When we are continually bombarded with threats to our well being and unexpected situations, we either ‘fight’ or ‘flee’. These are the 2 natural responses. We may improvise in the very beginning, but over time, the heighten ‘fight’ or ‘flee’ response, will have us exhausted and burned out. And before we know it, we may end up feeling lost, and losing grips with how to handle each wave that comes our way.
The good news is, psychology says we can take back control, no matter how chaotic we feel inside and how out of control our world may seem.
Taking back control has always been a choice.
It all starts with perspective. And awakening to the realisation that you cannot control anything beyond yourself. Attempting to control the free will of others, natural order of situations will only result in regret. However, you can control yourself. You can decide how you want to to react to situations. You can choose to set realistic or unrealistic goals for yourself.

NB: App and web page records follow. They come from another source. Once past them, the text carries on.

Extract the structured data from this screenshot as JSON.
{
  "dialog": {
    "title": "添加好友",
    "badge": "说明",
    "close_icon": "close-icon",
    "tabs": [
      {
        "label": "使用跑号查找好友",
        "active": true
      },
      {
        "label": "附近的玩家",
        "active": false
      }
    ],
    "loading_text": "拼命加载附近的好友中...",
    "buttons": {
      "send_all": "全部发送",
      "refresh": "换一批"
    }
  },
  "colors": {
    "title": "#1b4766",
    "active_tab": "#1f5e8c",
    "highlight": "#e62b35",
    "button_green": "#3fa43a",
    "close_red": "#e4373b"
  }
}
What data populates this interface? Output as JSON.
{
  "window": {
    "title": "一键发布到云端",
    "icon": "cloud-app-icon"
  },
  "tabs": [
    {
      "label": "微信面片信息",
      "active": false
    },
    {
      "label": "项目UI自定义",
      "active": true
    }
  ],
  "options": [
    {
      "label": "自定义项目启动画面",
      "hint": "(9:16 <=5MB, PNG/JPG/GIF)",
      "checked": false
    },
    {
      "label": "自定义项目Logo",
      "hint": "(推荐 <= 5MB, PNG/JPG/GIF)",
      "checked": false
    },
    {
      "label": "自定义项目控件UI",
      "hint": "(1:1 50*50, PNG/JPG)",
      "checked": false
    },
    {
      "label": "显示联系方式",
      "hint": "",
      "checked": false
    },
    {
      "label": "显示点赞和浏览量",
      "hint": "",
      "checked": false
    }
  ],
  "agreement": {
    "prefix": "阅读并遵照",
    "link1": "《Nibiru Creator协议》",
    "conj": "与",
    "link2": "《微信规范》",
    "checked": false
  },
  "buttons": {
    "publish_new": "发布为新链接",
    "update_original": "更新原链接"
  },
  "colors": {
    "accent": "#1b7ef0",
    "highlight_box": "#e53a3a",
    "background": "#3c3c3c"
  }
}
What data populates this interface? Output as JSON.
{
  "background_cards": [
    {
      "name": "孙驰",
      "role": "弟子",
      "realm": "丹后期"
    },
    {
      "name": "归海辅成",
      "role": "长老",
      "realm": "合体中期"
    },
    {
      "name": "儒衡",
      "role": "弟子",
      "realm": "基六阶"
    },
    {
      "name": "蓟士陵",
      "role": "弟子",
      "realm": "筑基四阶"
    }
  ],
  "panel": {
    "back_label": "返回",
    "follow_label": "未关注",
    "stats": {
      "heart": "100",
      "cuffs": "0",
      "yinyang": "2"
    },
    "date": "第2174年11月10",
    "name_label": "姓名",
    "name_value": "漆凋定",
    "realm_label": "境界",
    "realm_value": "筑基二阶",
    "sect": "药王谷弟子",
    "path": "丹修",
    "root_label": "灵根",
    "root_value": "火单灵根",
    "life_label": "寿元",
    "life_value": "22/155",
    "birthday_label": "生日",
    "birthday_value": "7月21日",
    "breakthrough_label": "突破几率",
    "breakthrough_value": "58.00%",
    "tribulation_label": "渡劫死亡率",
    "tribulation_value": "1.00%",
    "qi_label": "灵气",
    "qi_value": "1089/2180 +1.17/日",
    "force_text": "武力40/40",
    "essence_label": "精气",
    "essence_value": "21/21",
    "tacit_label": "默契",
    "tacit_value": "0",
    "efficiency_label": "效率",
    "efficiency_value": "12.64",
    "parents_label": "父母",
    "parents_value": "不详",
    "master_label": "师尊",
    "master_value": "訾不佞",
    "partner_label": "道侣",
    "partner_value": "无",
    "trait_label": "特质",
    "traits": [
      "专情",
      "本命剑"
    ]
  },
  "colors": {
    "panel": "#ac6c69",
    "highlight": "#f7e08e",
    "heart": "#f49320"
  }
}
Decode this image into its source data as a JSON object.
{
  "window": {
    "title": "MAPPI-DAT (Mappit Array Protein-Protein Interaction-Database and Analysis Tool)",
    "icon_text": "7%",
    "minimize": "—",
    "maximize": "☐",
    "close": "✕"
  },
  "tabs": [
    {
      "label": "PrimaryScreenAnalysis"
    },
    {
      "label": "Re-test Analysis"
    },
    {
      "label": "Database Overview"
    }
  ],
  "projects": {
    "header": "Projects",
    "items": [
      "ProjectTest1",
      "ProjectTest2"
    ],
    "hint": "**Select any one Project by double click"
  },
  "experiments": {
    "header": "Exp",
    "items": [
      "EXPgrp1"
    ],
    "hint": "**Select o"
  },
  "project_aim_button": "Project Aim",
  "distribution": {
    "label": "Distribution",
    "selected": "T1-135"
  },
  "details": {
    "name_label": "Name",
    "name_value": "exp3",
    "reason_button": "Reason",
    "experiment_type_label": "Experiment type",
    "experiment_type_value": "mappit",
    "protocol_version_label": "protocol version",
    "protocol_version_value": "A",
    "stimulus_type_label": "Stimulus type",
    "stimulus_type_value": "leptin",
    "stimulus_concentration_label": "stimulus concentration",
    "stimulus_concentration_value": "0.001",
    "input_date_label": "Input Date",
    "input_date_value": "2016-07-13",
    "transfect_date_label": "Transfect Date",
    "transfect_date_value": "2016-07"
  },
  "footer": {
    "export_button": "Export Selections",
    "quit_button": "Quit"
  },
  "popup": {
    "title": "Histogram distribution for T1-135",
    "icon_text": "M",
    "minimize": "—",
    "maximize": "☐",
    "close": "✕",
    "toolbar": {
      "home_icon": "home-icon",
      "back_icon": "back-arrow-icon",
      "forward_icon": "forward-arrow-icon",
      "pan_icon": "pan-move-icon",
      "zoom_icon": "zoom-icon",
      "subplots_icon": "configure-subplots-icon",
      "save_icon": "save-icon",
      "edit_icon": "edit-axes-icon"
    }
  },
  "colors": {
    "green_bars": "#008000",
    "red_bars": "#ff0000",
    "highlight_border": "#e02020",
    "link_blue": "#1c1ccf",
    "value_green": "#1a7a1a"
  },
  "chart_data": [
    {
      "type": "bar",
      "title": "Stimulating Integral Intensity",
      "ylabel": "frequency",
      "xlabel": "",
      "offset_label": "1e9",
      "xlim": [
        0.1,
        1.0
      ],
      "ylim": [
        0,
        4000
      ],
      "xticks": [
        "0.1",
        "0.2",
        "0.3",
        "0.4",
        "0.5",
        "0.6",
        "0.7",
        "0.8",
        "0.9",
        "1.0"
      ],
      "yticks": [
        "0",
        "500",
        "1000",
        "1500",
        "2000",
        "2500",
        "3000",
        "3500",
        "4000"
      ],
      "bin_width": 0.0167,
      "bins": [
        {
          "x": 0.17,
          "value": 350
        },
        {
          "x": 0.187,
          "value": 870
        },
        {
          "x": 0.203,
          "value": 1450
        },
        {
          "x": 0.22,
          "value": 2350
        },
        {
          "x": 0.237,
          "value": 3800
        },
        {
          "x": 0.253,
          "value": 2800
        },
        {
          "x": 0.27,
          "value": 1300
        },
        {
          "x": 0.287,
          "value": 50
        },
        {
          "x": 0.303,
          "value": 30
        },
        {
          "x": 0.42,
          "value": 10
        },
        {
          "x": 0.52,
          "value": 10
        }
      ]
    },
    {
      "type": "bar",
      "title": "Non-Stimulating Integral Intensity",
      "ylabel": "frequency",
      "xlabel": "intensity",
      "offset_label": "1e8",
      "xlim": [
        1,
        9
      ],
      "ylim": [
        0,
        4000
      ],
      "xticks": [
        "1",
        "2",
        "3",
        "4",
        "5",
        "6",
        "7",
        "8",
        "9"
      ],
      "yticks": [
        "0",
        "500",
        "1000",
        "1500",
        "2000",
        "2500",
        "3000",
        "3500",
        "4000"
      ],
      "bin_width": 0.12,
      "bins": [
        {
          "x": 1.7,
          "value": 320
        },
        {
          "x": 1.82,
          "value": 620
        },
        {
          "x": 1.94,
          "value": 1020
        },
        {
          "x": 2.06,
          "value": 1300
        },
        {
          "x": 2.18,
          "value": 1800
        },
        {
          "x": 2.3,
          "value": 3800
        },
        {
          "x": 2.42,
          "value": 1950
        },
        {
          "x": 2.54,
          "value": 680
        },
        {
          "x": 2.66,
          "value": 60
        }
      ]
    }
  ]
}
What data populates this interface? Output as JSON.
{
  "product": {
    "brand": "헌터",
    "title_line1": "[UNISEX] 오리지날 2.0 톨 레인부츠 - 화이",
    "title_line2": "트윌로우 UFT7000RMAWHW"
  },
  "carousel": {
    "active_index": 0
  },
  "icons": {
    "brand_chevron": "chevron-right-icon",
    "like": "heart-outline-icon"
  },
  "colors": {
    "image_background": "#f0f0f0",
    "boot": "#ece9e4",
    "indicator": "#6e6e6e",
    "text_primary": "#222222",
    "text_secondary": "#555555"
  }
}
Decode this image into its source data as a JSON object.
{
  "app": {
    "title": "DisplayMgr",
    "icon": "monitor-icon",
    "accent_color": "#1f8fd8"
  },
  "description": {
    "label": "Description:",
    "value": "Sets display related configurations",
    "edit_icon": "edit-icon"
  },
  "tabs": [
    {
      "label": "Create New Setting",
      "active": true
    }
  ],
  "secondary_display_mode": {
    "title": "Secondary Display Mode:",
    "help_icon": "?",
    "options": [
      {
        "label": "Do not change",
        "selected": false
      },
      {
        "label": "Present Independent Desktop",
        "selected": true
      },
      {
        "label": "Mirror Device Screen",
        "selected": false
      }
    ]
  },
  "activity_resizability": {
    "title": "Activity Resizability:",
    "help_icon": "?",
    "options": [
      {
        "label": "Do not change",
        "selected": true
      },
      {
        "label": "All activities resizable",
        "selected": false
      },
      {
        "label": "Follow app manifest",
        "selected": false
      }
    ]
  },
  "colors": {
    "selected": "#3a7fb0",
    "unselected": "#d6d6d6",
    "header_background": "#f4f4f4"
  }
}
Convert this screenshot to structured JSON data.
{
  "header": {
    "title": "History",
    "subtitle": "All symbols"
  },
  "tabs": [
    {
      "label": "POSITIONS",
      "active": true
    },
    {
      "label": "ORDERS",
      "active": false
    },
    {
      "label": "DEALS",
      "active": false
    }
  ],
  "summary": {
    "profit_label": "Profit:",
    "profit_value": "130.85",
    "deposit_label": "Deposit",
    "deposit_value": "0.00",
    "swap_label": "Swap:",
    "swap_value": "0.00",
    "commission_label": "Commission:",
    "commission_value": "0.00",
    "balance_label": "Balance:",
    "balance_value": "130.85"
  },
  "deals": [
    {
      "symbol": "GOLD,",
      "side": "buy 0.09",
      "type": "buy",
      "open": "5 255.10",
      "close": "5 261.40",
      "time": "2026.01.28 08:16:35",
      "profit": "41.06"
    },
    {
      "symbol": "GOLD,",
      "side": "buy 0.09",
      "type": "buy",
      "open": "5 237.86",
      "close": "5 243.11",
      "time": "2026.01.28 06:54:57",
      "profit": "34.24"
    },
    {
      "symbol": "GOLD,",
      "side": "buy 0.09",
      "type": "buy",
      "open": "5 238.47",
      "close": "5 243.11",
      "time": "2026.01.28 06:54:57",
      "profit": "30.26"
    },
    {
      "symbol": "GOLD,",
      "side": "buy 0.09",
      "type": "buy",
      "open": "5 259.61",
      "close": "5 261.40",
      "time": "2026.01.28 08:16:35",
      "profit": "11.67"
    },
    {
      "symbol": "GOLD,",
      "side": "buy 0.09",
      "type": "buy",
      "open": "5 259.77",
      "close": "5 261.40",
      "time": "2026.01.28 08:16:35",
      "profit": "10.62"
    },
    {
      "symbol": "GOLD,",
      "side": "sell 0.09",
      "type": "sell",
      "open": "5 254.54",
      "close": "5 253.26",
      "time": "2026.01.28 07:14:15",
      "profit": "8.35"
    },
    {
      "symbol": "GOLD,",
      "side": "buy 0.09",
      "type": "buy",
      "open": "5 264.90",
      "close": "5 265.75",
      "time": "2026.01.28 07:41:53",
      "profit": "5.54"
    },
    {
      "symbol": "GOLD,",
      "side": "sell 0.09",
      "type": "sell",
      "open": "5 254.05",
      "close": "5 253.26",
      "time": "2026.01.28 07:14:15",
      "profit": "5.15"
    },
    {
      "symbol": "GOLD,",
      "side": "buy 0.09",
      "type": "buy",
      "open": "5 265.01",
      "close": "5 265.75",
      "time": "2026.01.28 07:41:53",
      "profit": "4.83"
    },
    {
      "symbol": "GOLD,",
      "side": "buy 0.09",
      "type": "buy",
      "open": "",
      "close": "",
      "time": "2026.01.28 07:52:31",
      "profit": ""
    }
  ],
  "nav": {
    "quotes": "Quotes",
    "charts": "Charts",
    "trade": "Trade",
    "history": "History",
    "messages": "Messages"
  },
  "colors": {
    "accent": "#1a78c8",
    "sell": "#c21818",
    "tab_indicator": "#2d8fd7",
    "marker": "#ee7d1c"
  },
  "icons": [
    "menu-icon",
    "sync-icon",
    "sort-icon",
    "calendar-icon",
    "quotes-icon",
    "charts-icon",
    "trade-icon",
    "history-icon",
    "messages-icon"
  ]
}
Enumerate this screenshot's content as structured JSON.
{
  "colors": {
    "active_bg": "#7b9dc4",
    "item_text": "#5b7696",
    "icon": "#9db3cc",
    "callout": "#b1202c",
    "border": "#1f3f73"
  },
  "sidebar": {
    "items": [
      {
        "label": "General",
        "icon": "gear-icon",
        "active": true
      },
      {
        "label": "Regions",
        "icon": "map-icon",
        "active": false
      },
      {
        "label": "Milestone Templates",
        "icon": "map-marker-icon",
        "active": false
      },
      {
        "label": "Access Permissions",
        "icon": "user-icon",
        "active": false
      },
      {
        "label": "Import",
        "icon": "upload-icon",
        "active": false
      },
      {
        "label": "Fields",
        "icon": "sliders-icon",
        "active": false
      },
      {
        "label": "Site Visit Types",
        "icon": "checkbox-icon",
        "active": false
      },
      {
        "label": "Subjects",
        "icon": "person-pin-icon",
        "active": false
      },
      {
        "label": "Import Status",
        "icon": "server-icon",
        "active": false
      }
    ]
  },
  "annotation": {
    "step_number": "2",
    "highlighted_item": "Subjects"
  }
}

And it all starts with questioning your current perspective. Are you seeing the world, situations and yourself as they truly are, or are you seeing them through tainted lens? And perhaps it’s time to remove or change those lens.
There are many coping strategies out there. Listed below are some that have helped me through the highs and lows of life. Should they come in handy for anyone.
Think in Timelines
Thinking in timelines give additional meaning and perspective to situations. For instance, start by asking yourself these questions.
- Is this really the most challenging situation I have had to cope with to-date? Have I mentally been through worst?
- Today is the present, but for tomorrow, today is history. Nothing is permanent. No matter how bad things get (or how good for that matter), it is temporary. Life is fluid and opportunity has yet to present itself.
- If I do 5 of so and so tasks today, that would be 10 of the same in 2 days, and 150 in 1 month. What I do today matters, no matter how small.
Redefine Your Definition of Certain Words
For some, happy may mean new shoes, while for others happy means getting 3 full meals that day. So what does the word ‘happy’ mean for you. You have the power to redefine those terms with regards to what they mean to you personally.
Start with re-defining some of these words. Write them out and see what you come up with:
- Life goal
Try removing your work role, professional job title, your social standing, the adjectives your friends and family have given you, whether it’s firstborn, or the jester of the group.
Strip it all away, and you are a single breathing organism in the vast universe; but a spec of dust. That’s what a single human is, as defined by the universe.
Whether this spec of dust makes it across the ocean, falls over a cliff, makes it up the Himalayas or is buried under layers of mud has little meaning to the grander scheme of things. With this thought in mind, now ask yourself these questions:
- How much should the judgement of others affect me?
- If I spend less than 1% of my time thinking about the life of Mr/Ms A. With that same logic, why would I think that lots of Mr/Ms A’s time is allocated to observing my success and failures, and commenting on them?
- How much percent of a person’s time do you think is allocated to thinking of things unrelated to themselves?
- Who are the three people my wins and loses would matter to?
- If I make mistakes; if I tried and I failed. Does it matter to the universe? Who do my mistakes matter the most to? (my success as well)
Every situation, no matter how bleak, always has a silver lining. And only with gratitude can we see it. In other words, it’s about reminding yourself to count your blessings, no matter how small. And being thankful that you continue to have those blessings.
Small changes in our perspective allow us to take back the sense of control over ourselves. It is only if we tell ourselves we have lost control, that we may really do so.
Give words and things new meaning, notice the small blessings and you will realise that you never really did lose control. If you’re choosing what time you’re going to bed tonight. If you’re choosing the menu for you next meal. If you’re choosing not to give up, or you’re choosing to re-think and re-define your values, then ‘you are in control’.